Robert Blair was about to knock off from a slow day at his law firm when the phone rang. It was Marion Sharpe on the line, a local woman of quiet disposition who lived with her mother at their decrepit country house, The Franchise. It appeared that she was in some serious trouble: Miss Sharpe and her mother were accused of brutally kidnapping a demure young woman named Betty Kane. Miss Kane’s claims seemed highly unlikely, even to Inspector Alan Grant of Scotland Yard, until she described her prison — the attic room with its cracked window, the kitchen, and the old trunks — which sounded remarkably like The Franchise. Yet Marion Sharpe claimed the Kane girl had never been there, let alone been held captive for an entire month! Not believing Betty Kane’s story, Solicitor Blair takes up the case and, in a dazzling feat of amateur detective work, solves the unbelievable mystery that stumped even Inspector Grant.
Spoilers near the end, so don’t read further if you don’t want to know what’s what.
Nominally an Inspector Grant book (number 3 in the 6 book series) this is less about Grant – who barely makes an appearance – and more about Robert Blair, a wills and probate solicitor in a small town. At the beginning of the book, he is becoming aware that he is in a rut and whilst tradition is nice and steady, there is perhaps, something more missing, but he doesn’t know what.
He is almost out the door when his phone goes. Marion Sharpe is in need of help. She, along with her mother, has been accused of kidnapping and holding a young girl hostage in their decrepit and lonely house. The girl’s testimony is both specific and vague enough to be almost impossible to disprove, and a lack of proof that they didnt do it is likewise almost impossible to prove.
Blair agrees to provide legal support as best he can, despite not being a criminal lawyer, and as he gets involved with Marion and the case, finds he wants to continue giving both legal and emotional support. He does everything to help the women out, instigating investigations and doing the checks that the police seem unwilling or constrained not to take forward. Initially the police are not willing to press charges on the basis there is nothing more than one person’s word against another.
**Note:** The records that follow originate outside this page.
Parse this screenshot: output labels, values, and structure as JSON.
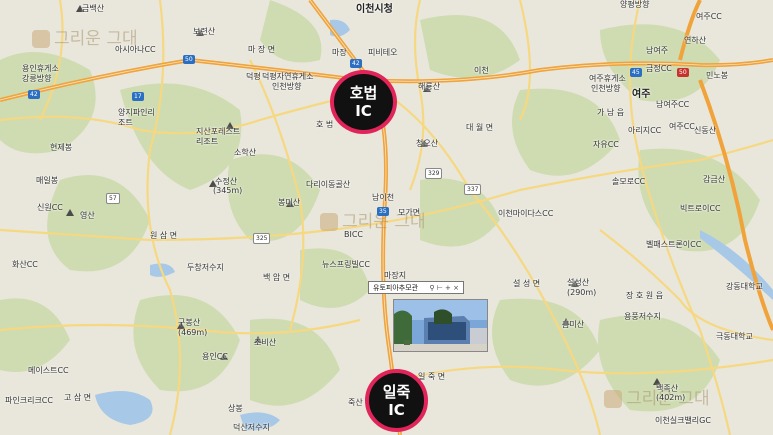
{
  "map_title": "",
  "badges": {
    "hobeop": {
      "line1": "호법",
      "line2": "IC"
    },
    "iljuk": {
      "line1": "일죽",
      "line2": "IC"
    }
  },
  "popup": {
    "title": "유토피아추모관",
    "controls": "⚲ ⊢ + ×"
  },
  "watermark": "그리운 그대",
  "labels": {
    "icheon_city": "이천시청",
    "geumbaeksan": "금백산",
    "yangpyeong": "양평방향",
    "yeoju_cc": "여주CC",
    "boreonsan": "보련산",
    "asiana_cc": "아시아나CC",
    "machangsan": "마 장 면",
    "majang": "마장",
    "pitoreo": "피비테오",
    "namyeoju": "남여주",
    "yeonhasan": "연하산",
    "yongin_rest": "용인휴게소",
    "gangneung1": "강릉방향",
    "deokpyeong": "덕평",
    "deokpyeong_rest": "덕평자연휴게소",
    "incheon1": "인천방향",
    "icheon_ic": "이천",
    "yeoju_rest": "여주휴게소",
    "incheon2": "인천방향",
    "geumjeongcc": "금정CC",
    "minnoksan": "민노봉",
    "haeryongsan": "해룡산",
    "yeoju": "여주",
    "gaeamsan": "가 남 읍",
    "namyeoju_cc": "남여주CC",
    "yangji_pine": "양지파인리조트",
    "jisan_forest": "지산포레스트리조트",
    "hobeop_myeon": "호 법",
    "jaguksan": "자유CC",
    "arirang": "아리지CC",
    "yeoju_cc2": "여주CC",
    "sinbongsan": "신동산",
    "hyeonjaebong": "현제봉",
    "sohaksan": "소학산",
    "cheongosan": "청오산",
    "daewolmyeon": "대 월 면",
    "maeilbong": "매일봉",
    "sujeongsan": "수정산",
    "sujeong_h": "(345m)",
    "dari_cc": "다리이동골산",
    "solmoro": "솔모로CC",
    "ganggeumsan": "감금산",
    "sinwon_cc": "신원CC",
    "yeongsan": "영산",
    "bonghwasan": "봉미산",
    "namicheon": "남이천",
    "moga": "모가면",
    "icheon_midas": "이천마이다스CC",
    "vixtro": "빅트로이CC",
    "wonsam": "원 삼 면",
    "bicc": "BICC",
    "belleforet": "벨패스트론이CC",
    "hwasan_cc": "화산CC",
    "newsprings": "뉴스프링빌CC",
    "dupyo": "두창저수지",
    "baekam": "백 암 면",
    "majang_cc": "마장지",
    "seolseong": "설 성 면",
    "seolseongsan": "설성산",
    "seolseong_h": "(290m)",
    "gangdong_univ": "강동대학교",
    "jangho": "장 호 원 읍",
    "yongpung": "용풍저수지",
    "gubongsan": "구봉산",
    "gubong_h": "(469m)",
    "heumisan": "흠미산",
    "guktong": "극동대학교",
    "yongin_cc": "용인CC",
    "jobisan": "조비산",
    "maeseu_cc": "메이스트CC",
    "iljuk_myeon": "일 죽 면",
    "baekjoksan": "백족산",
    "baekjok_h": "(402m)",
    "gosam": "고 삼 면",
    "pine_cc": "파인크리크CC",
    "sangbong": "상봉",
    "deoksan": "덕산저수지",
    "icheon_yulbel": "이천실크밸리GC",
    "jukjan": "죽산"
  },
  "shields": {
    "r50a": "50",
    "r42a": "42",
    "r17": "17",
    "r50b": "50",
    "r45": "45",
    "r42b": "42",
    "r325": "325",
    "r329": "329",
    "r337": "337",
    "r35": "35",
    "r57": "57"
  },
  "colors": {
    "badge_bg": "#111111",
    "badge_ring": "#e1245a",
    "highway": "#f4a340",
    "road": "#f7d77a",
    "forest": "#c9d8a8",
    "land": "#e9e7dc",
    "water": "#9fc3e8"
  }
}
However, the national press get involved and soon whip the reading public’s emotions into a frenzy, making the police reinvestigate the issue, and the women’s case makes its’ way into the assizes.
Considering how old this book is (first published in 1948) it’s both interesting and sad how little things have changed – especially around the press, and the general reading public, who takes things on the face of it. As expected the case appears for one day on the front page, they present a judgement on the Sharpes verses the innocent-looking 15 year old Betty, and the letters page (today’s Comment section) is inundated until late the following week with hysteria – which leads to some windows being smashed at The Franchise. However, it has almost died down when another gutter publication (previous heroes including a left wing killer being persecuted by his government who – shock – want to lock him up for being a “patriot” for killing people). Sadly things have not changed much as of today, only the vehicle.
The dénouement comes late in the story and is much of luck as anything. It leads to a showdown in court with the testimony of Betty being pulled apart and the façade of her innocence being shown to be false to all who were willing it to be true. The whole thing has come at a price for the Sharpes, who have been shaken out of their stupor to make a decision about their future that’s been long in the making. Blair also realises that he has a choice to make – remain in his static, regular but ultimately boring life, or do something different, and perhaps this is the moment to make that change…..
A bit more about the book, and the resulting films (none of which I’ve seen)
Grumpy Old Bookman’s review of the same book
Pretty Terrible’s post on the same book